→ What the task requires
Which of the lines below contain the string "background"? Copy each one.

→ Data for processing
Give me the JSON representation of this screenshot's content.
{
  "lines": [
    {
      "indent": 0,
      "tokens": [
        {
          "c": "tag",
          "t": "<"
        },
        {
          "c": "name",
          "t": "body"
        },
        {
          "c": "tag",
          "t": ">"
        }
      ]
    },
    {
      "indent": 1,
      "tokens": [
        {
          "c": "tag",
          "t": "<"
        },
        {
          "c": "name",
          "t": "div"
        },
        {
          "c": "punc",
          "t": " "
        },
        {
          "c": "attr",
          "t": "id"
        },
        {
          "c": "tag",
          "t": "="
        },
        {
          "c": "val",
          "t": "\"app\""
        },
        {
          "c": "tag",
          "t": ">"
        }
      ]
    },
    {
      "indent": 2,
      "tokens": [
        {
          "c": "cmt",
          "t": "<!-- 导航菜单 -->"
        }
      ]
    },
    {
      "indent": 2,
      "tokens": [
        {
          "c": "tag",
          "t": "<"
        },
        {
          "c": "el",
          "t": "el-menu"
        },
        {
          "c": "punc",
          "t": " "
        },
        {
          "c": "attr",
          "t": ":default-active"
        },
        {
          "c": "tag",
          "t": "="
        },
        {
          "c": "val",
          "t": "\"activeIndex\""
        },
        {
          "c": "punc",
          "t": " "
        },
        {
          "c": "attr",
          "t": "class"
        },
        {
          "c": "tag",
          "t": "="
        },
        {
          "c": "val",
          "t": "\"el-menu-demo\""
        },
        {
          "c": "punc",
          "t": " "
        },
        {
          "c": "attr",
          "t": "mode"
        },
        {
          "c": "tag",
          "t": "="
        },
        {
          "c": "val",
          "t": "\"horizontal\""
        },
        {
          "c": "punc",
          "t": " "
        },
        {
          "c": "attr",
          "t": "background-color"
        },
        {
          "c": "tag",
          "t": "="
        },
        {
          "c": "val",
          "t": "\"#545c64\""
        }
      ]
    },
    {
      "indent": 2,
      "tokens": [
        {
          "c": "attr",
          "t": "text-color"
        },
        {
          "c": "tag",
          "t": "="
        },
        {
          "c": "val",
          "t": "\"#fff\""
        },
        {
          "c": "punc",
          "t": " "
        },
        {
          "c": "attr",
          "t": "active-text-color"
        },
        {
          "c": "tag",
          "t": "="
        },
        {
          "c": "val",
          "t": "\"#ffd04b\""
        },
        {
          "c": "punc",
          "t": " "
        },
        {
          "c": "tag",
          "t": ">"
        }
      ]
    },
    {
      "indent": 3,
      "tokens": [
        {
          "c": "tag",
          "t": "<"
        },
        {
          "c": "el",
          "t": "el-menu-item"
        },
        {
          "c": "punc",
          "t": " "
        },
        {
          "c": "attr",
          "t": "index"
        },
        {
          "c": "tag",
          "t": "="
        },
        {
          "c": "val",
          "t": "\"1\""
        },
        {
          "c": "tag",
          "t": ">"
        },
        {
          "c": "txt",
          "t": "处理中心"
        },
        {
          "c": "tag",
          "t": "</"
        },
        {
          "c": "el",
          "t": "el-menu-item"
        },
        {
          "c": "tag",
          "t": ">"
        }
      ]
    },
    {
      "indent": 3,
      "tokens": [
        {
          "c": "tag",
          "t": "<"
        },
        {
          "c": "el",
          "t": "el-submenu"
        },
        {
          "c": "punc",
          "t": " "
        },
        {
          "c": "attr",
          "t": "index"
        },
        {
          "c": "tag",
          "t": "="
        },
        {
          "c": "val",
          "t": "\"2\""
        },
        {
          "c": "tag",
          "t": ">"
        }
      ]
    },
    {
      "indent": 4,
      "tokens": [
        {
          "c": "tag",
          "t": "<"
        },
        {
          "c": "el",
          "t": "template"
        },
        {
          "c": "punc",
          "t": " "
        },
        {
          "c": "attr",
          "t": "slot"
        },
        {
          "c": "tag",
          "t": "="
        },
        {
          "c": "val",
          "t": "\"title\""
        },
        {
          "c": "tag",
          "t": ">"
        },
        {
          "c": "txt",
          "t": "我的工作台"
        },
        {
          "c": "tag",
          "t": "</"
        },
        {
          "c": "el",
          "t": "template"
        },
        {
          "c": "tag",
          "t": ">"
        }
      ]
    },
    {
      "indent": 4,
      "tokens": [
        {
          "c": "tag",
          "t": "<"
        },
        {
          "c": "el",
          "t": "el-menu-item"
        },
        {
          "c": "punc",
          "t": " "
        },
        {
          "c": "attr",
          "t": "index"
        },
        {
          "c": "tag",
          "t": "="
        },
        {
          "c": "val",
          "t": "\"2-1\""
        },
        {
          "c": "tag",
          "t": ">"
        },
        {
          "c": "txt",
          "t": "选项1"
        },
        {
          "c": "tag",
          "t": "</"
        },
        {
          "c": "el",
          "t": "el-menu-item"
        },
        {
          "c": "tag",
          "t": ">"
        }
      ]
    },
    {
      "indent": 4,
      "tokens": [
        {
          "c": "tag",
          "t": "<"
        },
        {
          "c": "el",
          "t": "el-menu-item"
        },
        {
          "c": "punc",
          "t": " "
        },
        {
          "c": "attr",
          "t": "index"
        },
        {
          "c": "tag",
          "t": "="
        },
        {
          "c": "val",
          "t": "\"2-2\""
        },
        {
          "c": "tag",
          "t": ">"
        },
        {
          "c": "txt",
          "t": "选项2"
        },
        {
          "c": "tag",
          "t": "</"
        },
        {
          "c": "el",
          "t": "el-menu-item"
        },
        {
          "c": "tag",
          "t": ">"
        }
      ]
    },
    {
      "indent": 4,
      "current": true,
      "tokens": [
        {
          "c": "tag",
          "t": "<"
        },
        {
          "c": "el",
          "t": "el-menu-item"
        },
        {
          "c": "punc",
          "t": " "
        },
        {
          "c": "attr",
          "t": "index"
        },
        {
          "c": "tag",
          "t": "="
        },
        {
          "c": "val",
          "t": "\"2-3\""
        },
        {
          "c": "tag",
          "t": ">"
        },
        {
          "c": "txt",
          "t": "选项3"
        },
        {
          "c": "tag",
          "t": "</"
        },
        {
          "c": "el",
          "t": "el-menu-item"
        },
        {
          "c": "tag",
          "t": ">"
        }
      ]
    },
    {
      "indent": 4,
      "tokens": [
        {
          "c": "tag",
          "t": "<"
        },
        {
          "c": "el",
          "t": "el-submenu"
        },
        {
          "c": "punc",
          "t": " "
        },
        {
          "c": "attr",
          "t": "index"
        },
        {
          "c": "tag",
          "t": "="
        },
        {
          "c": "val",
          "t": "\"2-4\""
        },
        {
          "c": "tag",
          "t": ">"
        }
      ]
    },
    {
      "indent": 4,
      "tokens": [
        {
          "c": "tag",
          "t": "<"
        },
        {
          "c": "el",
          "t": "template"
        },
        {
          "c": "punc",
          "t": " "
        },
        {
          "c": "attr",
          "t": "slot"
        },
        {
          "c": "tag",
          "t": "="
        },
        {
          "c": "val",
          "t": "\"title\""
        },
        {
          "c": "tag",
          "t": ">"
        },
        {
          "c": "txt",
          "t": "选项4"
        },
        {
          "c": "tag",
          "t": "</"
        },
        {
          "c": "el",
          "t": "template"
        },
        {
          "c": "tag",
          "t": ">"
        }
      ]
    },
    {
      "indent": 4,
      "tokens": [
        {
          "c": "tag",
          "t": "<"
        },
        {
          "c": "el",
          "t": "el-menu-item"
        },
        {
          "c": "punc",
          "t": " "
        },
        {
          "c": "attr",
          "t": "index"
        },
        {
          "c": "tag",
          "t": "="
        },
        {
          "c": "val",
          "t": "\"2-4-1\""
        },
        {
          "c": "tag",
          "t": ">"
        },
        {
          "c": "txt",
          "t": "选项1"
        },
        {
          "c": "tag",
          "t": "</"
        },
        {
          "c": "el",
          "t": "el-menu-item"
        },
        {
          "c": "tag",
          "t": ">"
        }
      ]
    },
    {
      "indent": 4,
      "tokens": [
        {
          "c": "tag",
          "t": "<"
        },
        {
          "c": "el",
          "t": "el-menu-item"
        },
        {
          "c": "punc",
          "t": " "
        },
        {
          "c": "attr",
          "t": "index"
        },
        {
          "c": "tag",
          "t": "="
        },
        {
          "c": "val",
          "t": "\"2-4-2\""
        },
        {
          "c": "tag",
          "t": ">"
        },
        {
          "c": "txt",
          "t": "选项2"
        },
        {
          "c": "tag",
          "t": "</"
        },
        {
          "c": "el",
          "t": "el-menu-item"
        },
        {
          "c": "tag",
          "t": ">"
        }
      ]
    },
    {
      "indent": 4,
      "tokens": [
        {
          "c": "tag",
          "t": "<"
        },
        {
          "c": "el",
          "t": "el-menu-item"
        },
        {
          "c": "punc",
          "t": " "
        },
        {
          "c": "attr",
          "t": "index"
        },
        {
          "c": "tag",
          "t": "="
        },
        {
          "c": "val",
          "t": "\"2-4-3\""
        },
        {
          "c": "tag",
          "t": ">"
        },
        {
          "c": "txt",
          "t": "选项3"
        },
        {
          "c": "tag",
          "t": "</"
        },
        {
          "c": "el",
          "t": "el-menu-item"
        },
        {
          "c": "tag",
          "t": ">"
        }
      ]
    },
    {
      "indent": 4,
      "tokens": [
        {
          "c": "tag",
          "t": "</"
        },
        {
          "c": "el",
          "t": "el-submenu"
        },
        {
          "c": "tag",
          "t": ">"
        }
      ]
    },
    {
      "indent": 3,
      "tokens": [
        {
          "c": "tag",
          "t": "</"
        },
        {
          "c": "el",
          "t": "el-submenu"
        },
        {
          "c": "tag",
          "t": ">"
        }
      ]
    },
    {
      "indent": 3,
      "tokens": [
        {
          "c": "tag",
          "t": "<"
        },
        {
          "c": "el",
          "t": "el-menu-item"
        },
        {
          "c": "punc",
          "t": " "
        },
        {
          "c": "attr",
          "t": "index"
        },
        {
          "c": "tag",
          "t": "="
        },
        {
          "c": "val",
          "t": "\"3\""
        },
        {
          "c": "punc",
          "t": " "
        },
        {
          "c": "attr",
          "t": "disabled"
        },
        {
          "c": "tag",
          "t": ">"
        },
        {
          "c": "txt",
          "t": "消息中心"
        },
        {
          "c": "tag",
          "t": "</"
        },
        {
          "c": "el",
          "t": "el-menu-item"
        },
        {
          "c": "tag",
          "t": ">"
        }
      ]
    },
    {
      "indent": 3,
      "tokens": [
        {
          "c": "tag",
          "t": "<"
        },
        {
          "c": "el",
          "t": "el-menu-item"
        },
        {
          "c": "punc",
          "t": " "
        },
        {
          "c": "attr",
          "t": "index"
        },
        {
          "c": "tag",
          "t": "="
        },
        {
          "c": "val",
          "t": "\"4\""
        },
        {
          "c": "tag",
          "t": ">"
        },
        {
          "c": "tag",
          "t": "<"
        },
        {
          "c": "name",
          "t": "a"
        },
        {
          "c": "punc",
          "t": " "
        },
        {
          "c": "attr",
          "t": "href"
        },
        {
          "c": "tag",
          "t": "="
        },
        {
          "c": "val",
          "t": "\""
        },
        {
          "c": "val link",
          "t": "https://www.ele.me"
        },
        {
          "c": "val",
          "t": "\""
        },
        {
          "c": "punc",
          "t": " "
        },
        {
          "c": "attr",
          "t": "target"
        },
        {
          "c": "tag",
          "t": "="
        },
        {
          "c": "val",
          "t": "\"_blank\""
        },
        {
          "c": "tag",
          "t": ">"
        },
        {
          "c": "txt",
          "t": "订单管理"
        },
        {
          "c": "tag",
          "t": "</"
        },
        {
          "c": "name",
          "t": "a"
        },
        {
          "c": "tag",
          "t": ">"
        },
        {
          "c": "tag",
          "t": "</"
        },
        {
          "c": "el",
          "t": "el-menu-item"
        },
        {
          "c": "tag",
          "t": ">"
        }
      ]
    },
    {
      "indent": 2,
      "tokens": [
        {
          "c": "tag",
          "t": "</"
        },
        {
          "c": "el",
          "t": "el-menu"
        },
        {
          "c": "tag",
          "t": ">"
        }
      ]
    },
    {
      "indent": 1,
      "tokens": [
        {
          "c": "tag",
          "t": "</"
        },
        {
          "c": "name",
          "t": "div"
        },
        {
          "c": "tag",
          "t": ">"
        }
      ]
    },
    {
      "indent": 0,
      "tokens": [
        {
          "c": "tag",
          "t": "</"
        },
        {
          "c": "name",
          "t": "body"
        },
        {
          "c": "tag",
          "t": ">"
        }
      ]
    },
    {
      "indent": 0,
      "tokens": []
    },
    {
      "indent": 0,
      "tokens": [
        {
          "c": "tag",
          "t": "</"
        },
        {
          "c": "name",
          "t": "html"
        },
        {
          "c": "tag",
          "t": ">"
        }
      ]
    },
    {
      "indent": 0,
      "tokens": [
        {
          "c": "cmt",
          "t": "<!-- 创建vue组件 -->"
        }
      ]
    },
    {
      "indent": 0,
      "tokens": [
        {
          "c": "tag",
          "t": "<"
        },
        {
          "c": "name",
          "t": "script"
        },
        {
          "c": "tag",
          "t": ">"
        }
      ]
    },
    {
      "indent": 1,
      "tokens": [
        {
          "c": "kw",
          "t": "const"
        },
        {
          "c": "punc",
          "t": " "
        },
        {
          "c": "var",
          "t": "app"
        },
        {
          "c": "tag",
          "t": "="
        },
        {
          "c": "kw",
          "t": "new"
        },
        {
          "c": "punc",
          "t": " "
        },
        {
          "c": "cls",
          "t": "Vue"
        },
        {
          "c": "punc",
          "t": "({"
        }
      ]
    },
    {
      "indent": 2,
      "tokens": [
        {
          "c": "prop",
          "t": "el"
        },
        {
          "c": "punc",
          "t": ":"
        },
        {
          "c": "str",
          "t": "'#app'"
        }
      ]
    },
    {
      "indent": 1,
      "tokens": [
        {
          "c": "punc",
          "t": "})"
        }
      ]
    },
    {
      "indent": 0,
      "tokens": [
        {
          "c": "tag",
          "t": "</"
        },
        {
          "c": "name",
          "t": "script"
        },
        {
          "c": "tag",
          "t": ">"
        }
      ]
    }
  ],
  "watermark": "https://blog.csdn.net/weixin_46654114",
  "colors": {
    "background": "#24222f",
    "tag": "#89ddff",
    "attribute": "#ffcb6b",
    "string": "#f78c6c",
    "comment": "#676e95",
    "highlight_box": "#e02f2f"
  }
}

→ Solution to the exercise
          "t": "background-color"
    "background": "#24222f",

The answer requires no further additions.